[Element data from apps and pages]
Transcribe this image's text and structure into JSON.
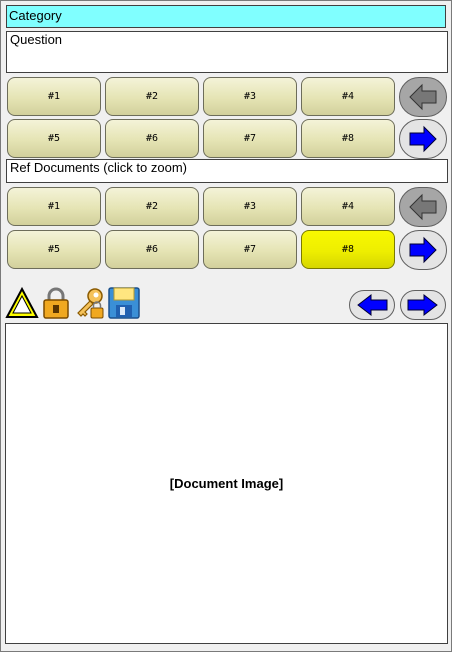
{
  "category": {
    "label": "Category"
  },
  "question": {
    "label": "Question"
  },
  "answers": {
    "buttons": [
      "#1",
      "#2",
      "#3",
      "#4",
      "#5",
      "#6",
      "#7",
      "#8"
    ],
    "selected": null
  },
  "ref_documents": {
    "label": "Ref Documents (click to zoom)",
    "buttons": [
      "#1",
      "#2",
      "#3",
      "#4",
      "#5",
      "#6",
      "#7",
      "#8"
    ],
    "selected": "#8"
  },
  "document": {
    "placeholder": "[Document Image]"
  },
  "toolbar": {
    "icons": [
      "warning-icon",
      "lock-icon",
      "key-icon",
      "save-icon"
    ]
  },
  "colors": {
    "category_bg": "#80ffff",
    "button_bg": "#e5e4b4",
    "button_selected_bg": "#eeee00",
    "arrow_active": "#0000ff",
    "arrow_disabled": "#777777"
  }
}
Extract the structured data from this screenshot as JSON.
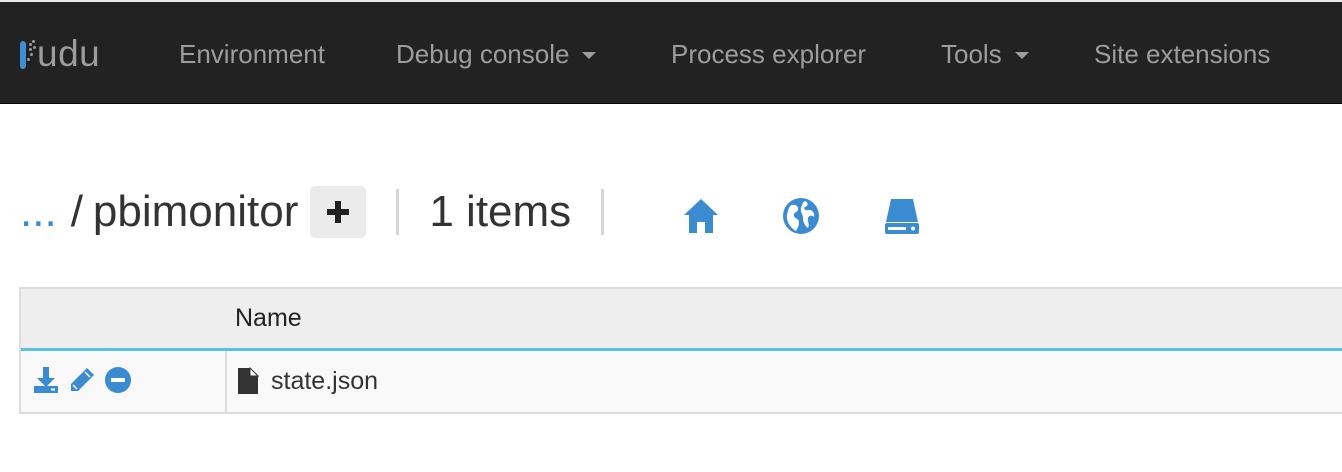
{
  "navbar": {
    "brand": "kudu",
    "brand_text": "udu",
    "items": [
      {
        "label": "Environment",
        "dropdown": false
      },
      {
        "label": "Debug console",
        "dropdown": true
      },
      {
        "label": "Process explorer",
        "dropdown": false
      },
      {
        "label": "Tools",
        "dropdown": true
      },
      {
        "label": "Site extensions",
        "dropdown": false
      }
    ]
  },
  "breadcrumb": {
    "ellipsis": "...",
    "separator": "/",
    "current": "pbimonitor",
    "add_button_icon": "plus-icon",
    "items_count": "1 items"
  },
  "location_icons": [
    "home-icon",
    "globe-icon",
    "drive-icon"
  ],
  "table": {
    "columns": [
      "",
      "Name"
    ],
    "rows": [
      {
        "actions": [
          "download-icon",
          "edit-icon",
          "delete-icon"
        ],
        "file_icon": "file-icon",
        "name": "state.json"
      }
    ]
  },
  "colors": {
    "navbar_bg": "#222222",
    "nav_text": "#9d9d9d",
    "accent": "#3a8bd0",
    "header_border": "#5bc0de"
  }
}
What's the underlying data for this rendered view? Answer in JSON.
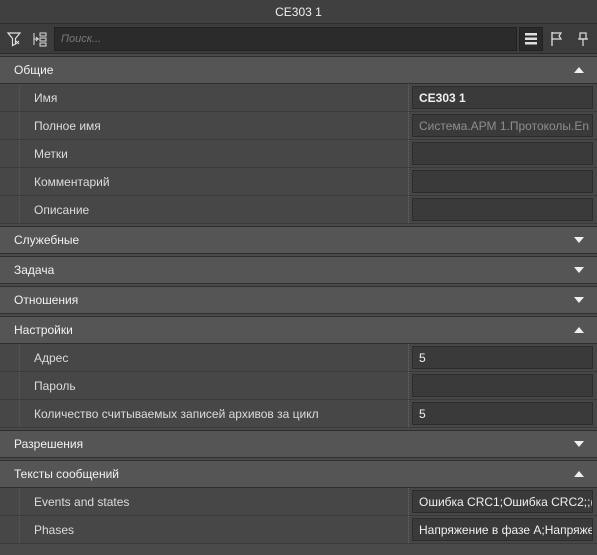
{
  "window": {
    "title": "CE303 1"
  },
  "toolbar": {
    "search_placeholder": "Поиск..."
  },
  "sections": {
    "general": {
      "title": "Общие",
      "rows": [
        {
          "label": "Имя",
          "value": "CE303 1"
        },
        {
          "label": "Полное имя",
          "value": "Система.АРМ 1.Протоколы.En"
        },
        {
          "label": "Метки",
          "value": ""
        },
        {
          "label": "Комментарий",
          "value": ""
        },
        {
          "label": "Описание",
          "value": ""
        }
      ]
    },
    "service": {
      "title": "Служебные"
    },
    "task": {
      "title": "Задача"
    },
    "relations": {
      "title": "Отношения"
    },
    "settings": {
      "title": "Настройки",
      "rows": [
        {
          "label": "Адрес",
          "value": "5"
        },
        {
          "label": "Пароль",
          "value": ""
        },
        {
          "label": "Количество считываемых записей архивов за цикл",
          "value": "5"
        }
      ]
    },
    "permissions": {
      "title": "Разрешения"
    },
    "messages": {
      "title": "Тексты сообщений",
      "rows": [
        {
          "label": "Events and states",
          "value": "Ошибка CRC1;Ошибка CRC2;;("
        },
        {
          "label": "Phases",
          "value": "Напряжение в фазе А;Напряже"
        }
      ]
    }
  }
}
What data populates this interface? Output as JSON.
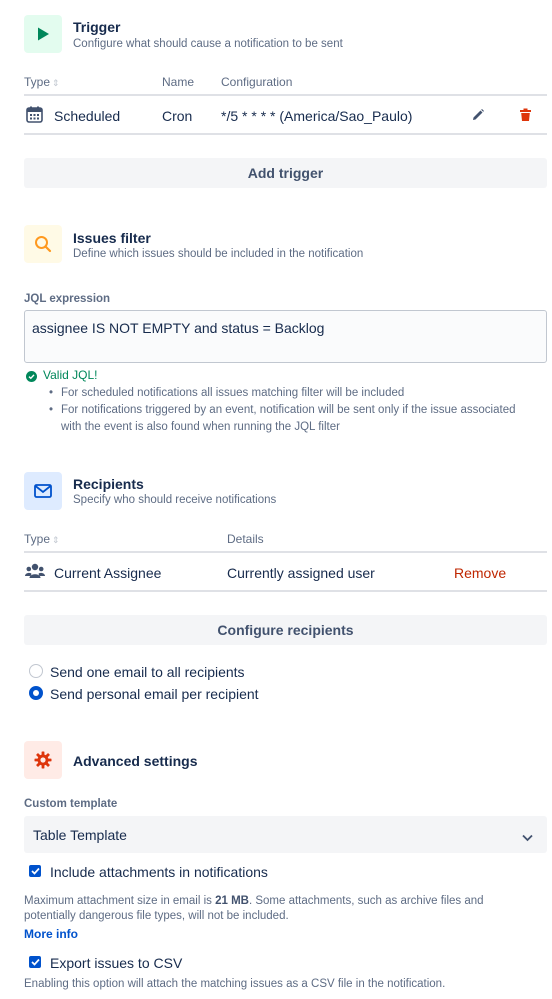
{
  "trigger": {
    "title": "Trigger",
    "description": "Configure what should cause a notification to be sent",
    "icon": "play-icon",
    "columns": [
      "Type",
      "Name",
      "Configuration"
    ],
    "row": {
      "type": "Scheduled",
      "name": "Cron",
      "configuration": "*/5 * * * * (America/Sao_Paulo)"
    },
    "add_button": "Add trigger"
  },
  "issues_filter": {
    "title": "Issues filter",
    "description": "Define which issues should be included in the notification",
    "icon": "search-icon",
    "jql_label": "JQL expression",
    "jql_value": "assignee IS NOT EMPTY and status = Backlog",
    "valid_text": "Valid JQL!",
    "notes": [
      "For scheduled notifications all issues matching filter will be included",
      "For notifications triggered by an event, notification will be sent only if the issue associated with the event is also found when running the JQL filter"
    ]
  },
  "recipients": {
    "title": "Recipients",
    "description": "Specify who should receive notifications",
    "icon": "mail-icon",
    "columns": [
      "Type",
      "Details"
    ],
    "row": {
      "type": "Current Assignee",
      "details": "Currently assigned user",
      "remove": "Remove"
    },
    "configure_button": "Configure recipients",
    "options": [
      {
        "label": "Send one email to all recipients",
        "selected": false
      },
      {
        "label": "Send personal email per recipient",
        "selected": true
      }
    ]
  },
  "advanced": {
    "title": "Advanced settings",
    "icon": "gear-icon",
    "template_label": "Custom template",
    "template_value": "Table Template",
    "include_attachments": {
      "label": "Include attachments in notifications",
      "checked": true,
      "note_prefix": "Maximum attachment size in email is ",
      "note_size": "21 MB",
      "note_suffix": ". Some attachments, such as archive files and potentially dangerous file types, will not be included.",
      "more_info": "More info"
    },
    "export_csv": {
      "label": "Export issues to CSV",
      "checked": true,
      "note": "Enabling this option will attach the matching issues as a CSV file in the notification."
    }
  },
  "colors": {
    "trigger_icon_bg": "#e3fcef",
    "trigger_icon": "#00875a",
    "filter_icon_bg": "#fffae6",
    "filter_icon": "#ff991f",
    "recipients_icon_bg": "#deebff",
    "recipients_icon": "#0052cc",
    "advanced_icon_bg": "#ffebe6",
    "advanced_icon": "#de350b",
    "danger": "#bf2600",
    "link": "#0052cc",
    "success": "#00875a"
  }
}
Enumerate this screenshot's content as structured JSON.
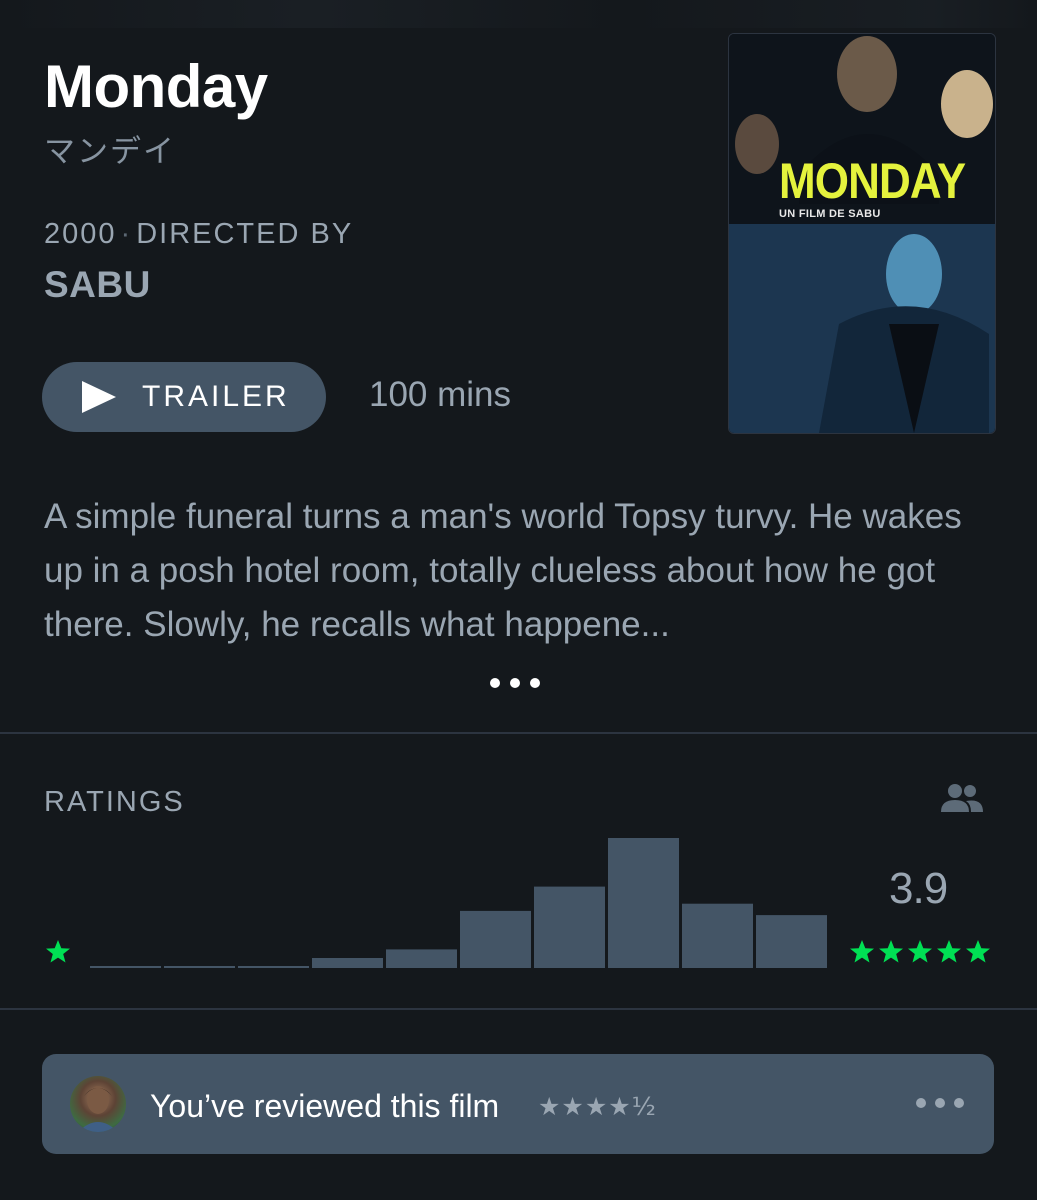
{
  "film": {
    "title": "Monday",
    "original_title": "マンデイ",
    "year": "2000",
    "directed_by_label": "DIRECTED BY",
    "director": "SABU",
    "runtime": "100 mins",
    "synopsis": "A simple funeral turns a man's world Topsy turvy. He wakes up in a posh hotel room, totally clueless about how he got there. Slowly, he recalls what happene..."
  },
  "trailer": {
    "label": "TRAILER",
    "icon": "play-icon"
  },
  "poster": {
    "title": "MONDAY",
    "credit": "UN FILM DE SABU",
    "accent": "#e4f23d"
  },
  "ratings": {
    "label": "RATINGS",
    "fans_icon": "people-icon",
    "average": "3.9",
    "low_star_icon": "star-icon",
    "high_stars_icon": "five-stars-icon",
    "star_color": "#00e054"
  },
  "chart_data": {
    "type": "bar",
    "categories": [
      "0.5",
      "1",
      "1.5",
      "2",
      "2.5",
      "3",
      "3.5",
      "4",
      "4.5",
      "5"
    ],
    "values": [
      1,
      1,
      1,
      7,
      13,
      40,
      57,
      91,
      45,
      37
    ],
    "title": "",
    "xlabel": "",
    "ylabel": "",
    "grid": false,
    "bar_color": "#445566"
  },
  "review": {
    "text": "You’ve reviewed this film",
    "stars": "★★★★½",
    "more_icon": "more-icon"
  },
  "colors": {
    "background": "#14181c",
    "button": "#445566",
    "text_muted": "#9aa6b2"
  }
}
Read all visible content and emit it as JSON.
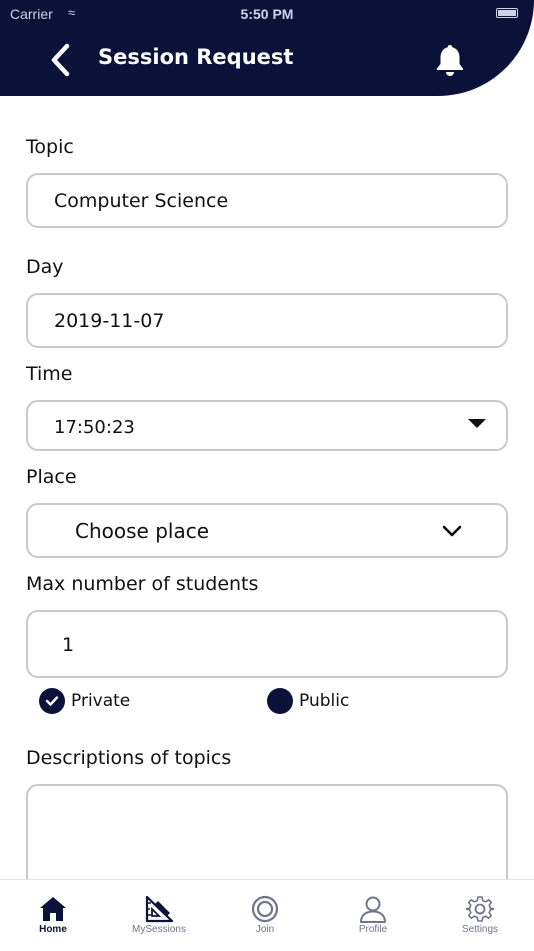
{
  "status_bar": {
    "carrier": "Carrier",
    "time": "5:50 PM"
  },
  "header": {
    "title": "Session Request"
  },
  "form": {
    "topic_label": "Topic",
    "topic_value": "Computer Science",
    "day_label": "Day",
    "day_value": "2019-11-07",
    "time_label": "Time",
    "time_value": "17:50:23",
    "place_label": "Place",
    "place_value": "Choose place",
    "max_students_label": "Max number of students",
    "max_students_value": "1",
    "visibility_options": [
      {
        "label": "Private",
        "selected": true
      },
      {
        "label": "Public",
        "selected": false
      }
    ],
    "descriptions_label": "Descriptions of topics",
    "descriptions_value": ""
  },
  "tabbar": {
    "tabs": [
      {
        "label": "Home",
        "icon": "home-icon",
        "active": true
      },
      {
        "label": "MySessions",
        "icon": "set-square-icon",
        "active": false
      },
      {
        "label": "Join",
        "icon": "target-icon",
        "active": false
      },
      {
        "label": "Profile",
        "icon": "person-icon",
        "active": false
      },
      {
        "label": "Settings",
        "icon": "gear-icon",
        "active": false
      }
    ]
  },
  "colors": {
    "brand_navy": "#0b1239",
    "field_border": "#c9c9c9",
    "tab_inactive": "#6f7489"
  }
}
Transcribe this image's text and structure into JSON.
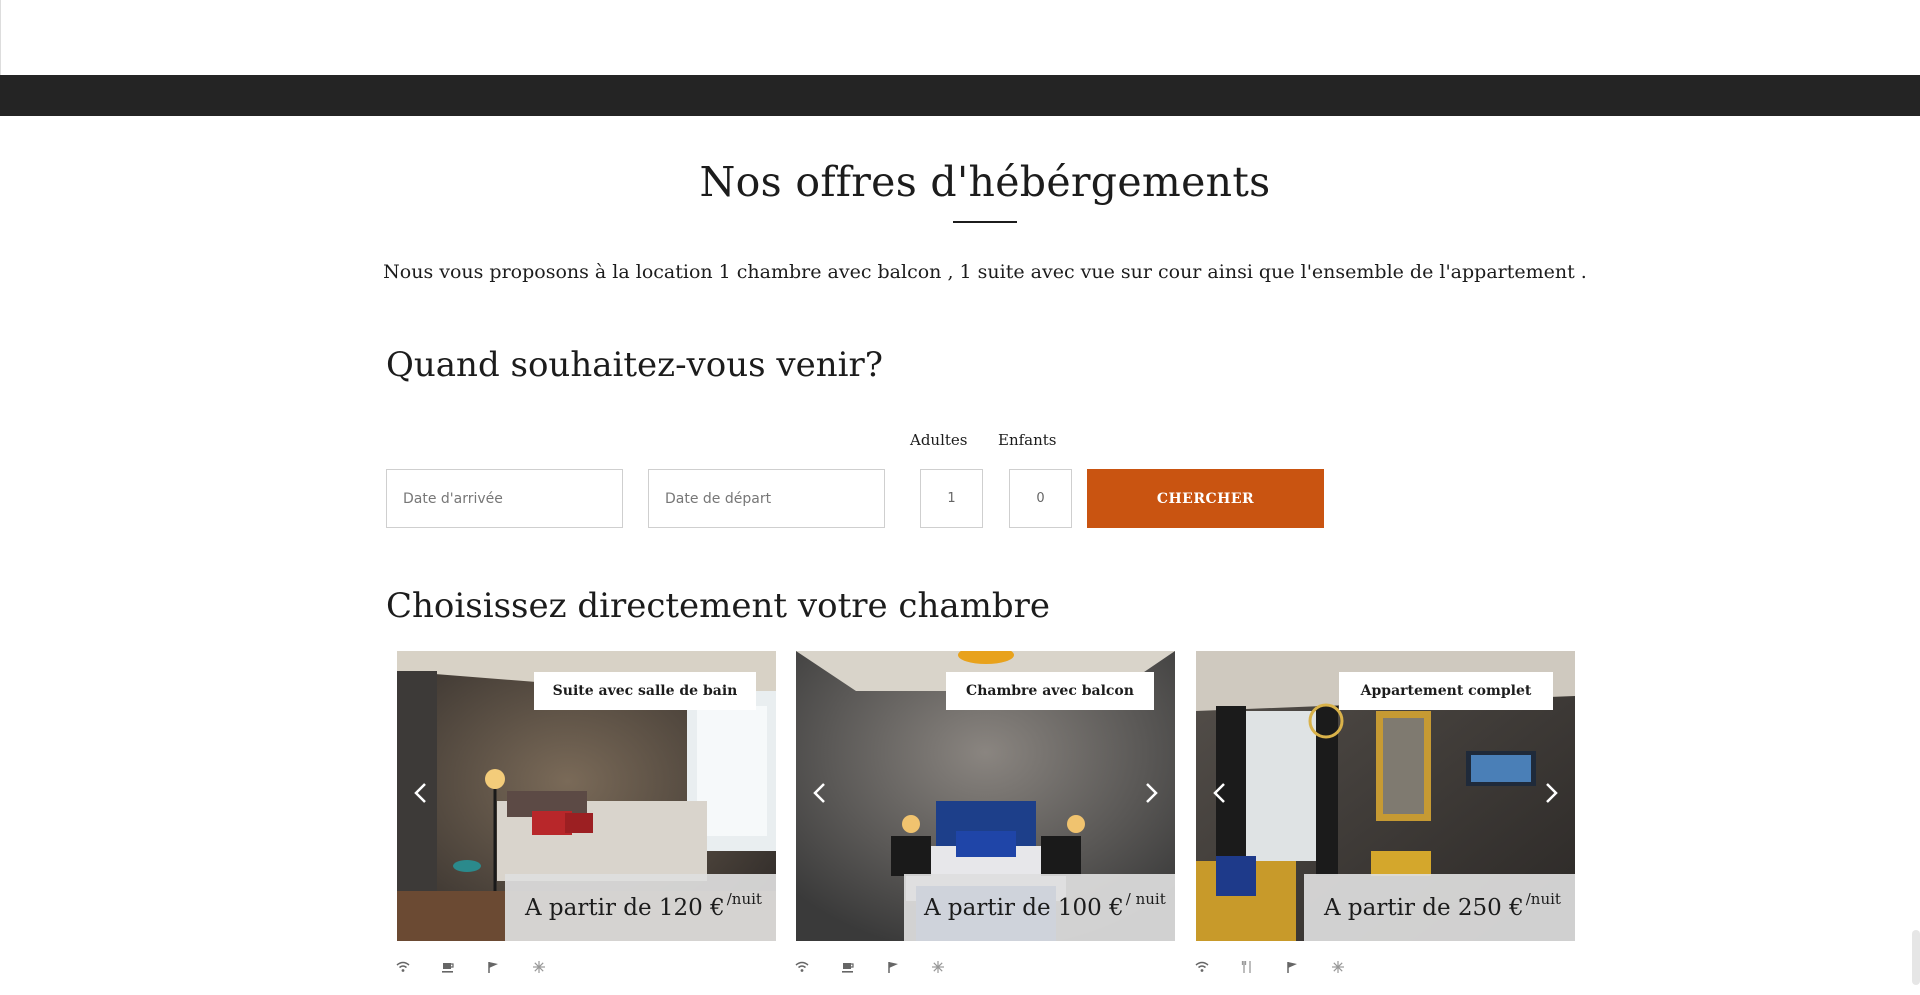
{
  "section": {
    "title": "Nos offres d'hébérgements",
    "intro": "Nous vous proposons à la location 1 chambre avec balcon , 1 suite avec vue sur cour ainsi que l'ensemble de l'appartement ."
  },
  "booking": {
    "title": "Quand souhaitez-vous venir?",
    "arrival_placeholder": "Date d'arrivée",
    "departure_placeholder": "Date de départ",
    "adults_label": "Adultes",
    "children_label": "Enfants",
    "adults_value": "1",
    "children_value": "0",
    "search_label": "CHERCHER"
  },
  "rooms": {
    "title": "Choisissez directement votre chambre",
    "cards": [
      {
        "tag": "Suite avec salle de bain",
        "price": "A partir de 120 €",
        "unit": "/nuit",
        "amenities": [
          "wifi-icon",
          "coffee-icon",
          "flag-icon",
          "snowflake-icon"
        ]
      },
      {
        "tag": "Chambre avec balcon",
        "price": "A partir de 100 €",
        "unit": "/ nuit",
        "amenities": [
          "wifi-icon",
          "coffee-icon",
          "flag-icon",
          "snowflake-icon"
        ]
      },
      {
        "tag": "Appartement complet",
        "price": "A partir de 250 €",
        "unit": "/nuit",
        "amenities": [
          "wifi-icon",
          "cutlery-icon",
          "flag-icon",
          "snowflake-icon"
        ]
      }
    ]
  },
  "colors": {
    "accent": "#c95411",
    "dark_bar": "#242424",
    "text": "#1c1c1c"
  }
}
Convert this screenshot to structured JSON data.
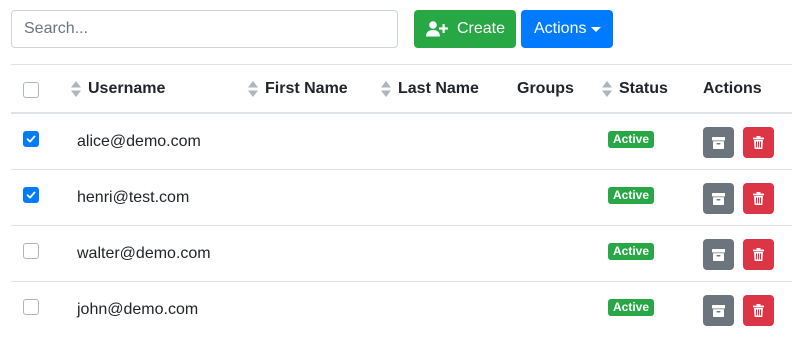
{
  "search": {
    "placeholder": "Search...",
    "value": ""
  },
  "toolbar": {
    "create_label": "Create",
    "actions_label": "Actions"
  },
  "table": {
    "columns": [
      "Username",
      "First Name",
      "Last Name",
      "Groups",
      "Status",
      "Actions"
    ],
    "rows": [
      {
        "username": "alice@demo.com",
        "first_name": "",
        "last_name": "",
        "groups": "",
        "status": "Active",
        "checked": true
      },
      {
        "username": "henri@test.com",
        "first_name": "",
        "last_name": "",
        "groups": "",
        "status": "Active",
        "checked": true
      },
      {
        "username": "walter@demo.com",
        "first_name": "",
        "last_name": "",
        "groups": "",
        "status": "Active",
        "checked": false
      },
      {
        "username": "john@demo.com",
        "first_name": "",
        "last_name": "",
        "groups": "",
        "status": "Active",
        "checked": false
      }
    ]
  },
  "icons": {
    "create": "user-plus-icon",
    "archive": "archive-icon",
    "delete": "trash-icon",
    "sort": "sort-icon",
    "dropdown": "caret-down-icon"
  },
  "colors": {
    "success": "#28a745",
    "primary": "#007bff",
    "secondary": "#6c757d",
    "danger": "#dc3545"
  }
}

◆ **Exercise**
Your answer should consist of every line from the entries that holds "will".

◆ **Problem solution**
      "For scheduled notifications all issues matching filter will be included",
      "For notifications triggered by an event, notification will be sent only if the issue associated with the event is also found when running the JQL filter"
      "note_suffix": ". Some attachments, such as archive files and potentially dangerous file types, will not be included.",
      "note": "Enabling this option will attach the matching issues as a CSV file in the notification."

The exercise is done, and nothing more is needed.